Dr. Eisenberg is board certified in Pediatrics and Clinical Informatics.  He is Clinical Assistant Professor (Affiliated) in the Stanford Center for Biomedical Informatics Research within Stanford University’s School of Medicine.  He is currently a member of the eHealth Exchange Coordinating Committee, the Sequoia Project Board of Directors, the Carequality Advisory Council and the Chair of the Epic Care Everywhere Governing Council.  He serves as the Associate Program Director for the Stanford Clinical Informatics Fellowship Program.  He is a member of the American Academy of Pediatrics Council on Clinical Information Technology, the AMIA Clinical Decision Support Workgroup, the American Association for Physician Leadership, the Association of Medical Directors of Information Services and HIMSS.

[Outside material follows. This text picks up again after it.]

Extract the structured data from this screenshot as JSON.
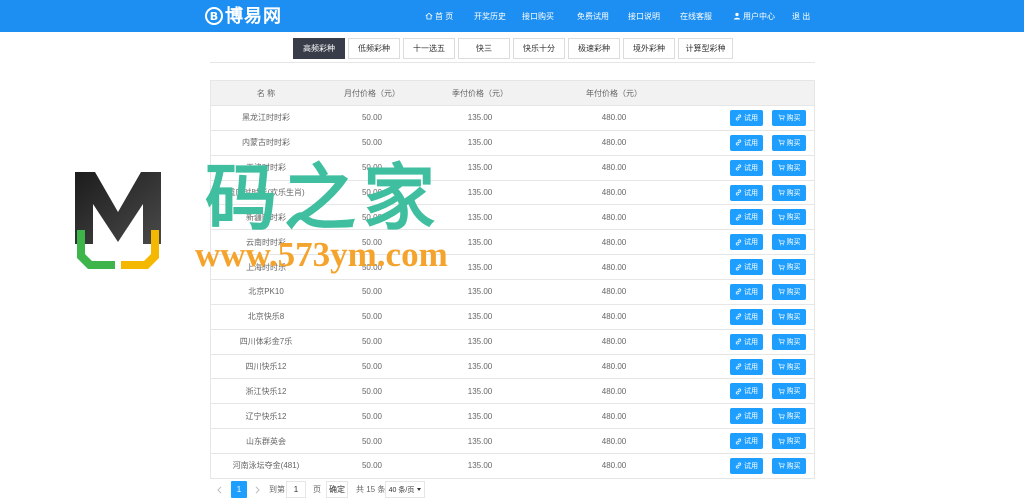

After completing medical school at the University of California, San Francisco and pediatric residency at Boston Children’s, Dr. Eisenberg began his private practice career in general pediatrics at The Palo Alto Medical Clinic back in 1990 when medical records were still on papyrus.  After moving to the Pacific Northwest he joined the Virginia Mason Medical Center in 1996.  He completed a fellowship training program in Evidence Based Pediatrics at the University of Washington in 1998.  In 2003 Dr. Eisenberg joined Seattle Children’s as an informatics physician and began work on their acute care CPOE implementation using a Cerner Millennium EMR platform.  His work focused initially on order set development and physician training and he expanded his informatics role as Seattle Children’s implemented their ambulatory EMR with CPOE. During his tenure at Seattle Children’s, Dr. Eisenberg was an active member of the Cerner Physician Reference Group.  He completed the Oregon Health and Science University AMIA 10 x 10 training course in 2006.  In 2007 Dr. Eisenberg joined MultiCare Health System, an integrated delivery system in Tacoma, WA as their new Medical Director of Information Services.  MultiCare was an early adopter of Epic systems software dating back to 1998.  After Dr. Eisenberg’s arrival, MultiCare extended their electronic health record across the enterprise to include four of five hospitals, implemented bedside bar coding, installed an integrated enterprise content management system and pushed the envelope of health information exchange as an early participant in the nationwide health information network (NwHIN) via the Virtual Lifetime Electronic Record (VLER) project.  In 2009, MultiCare was awarded the HIMSS Davies Organizational Award.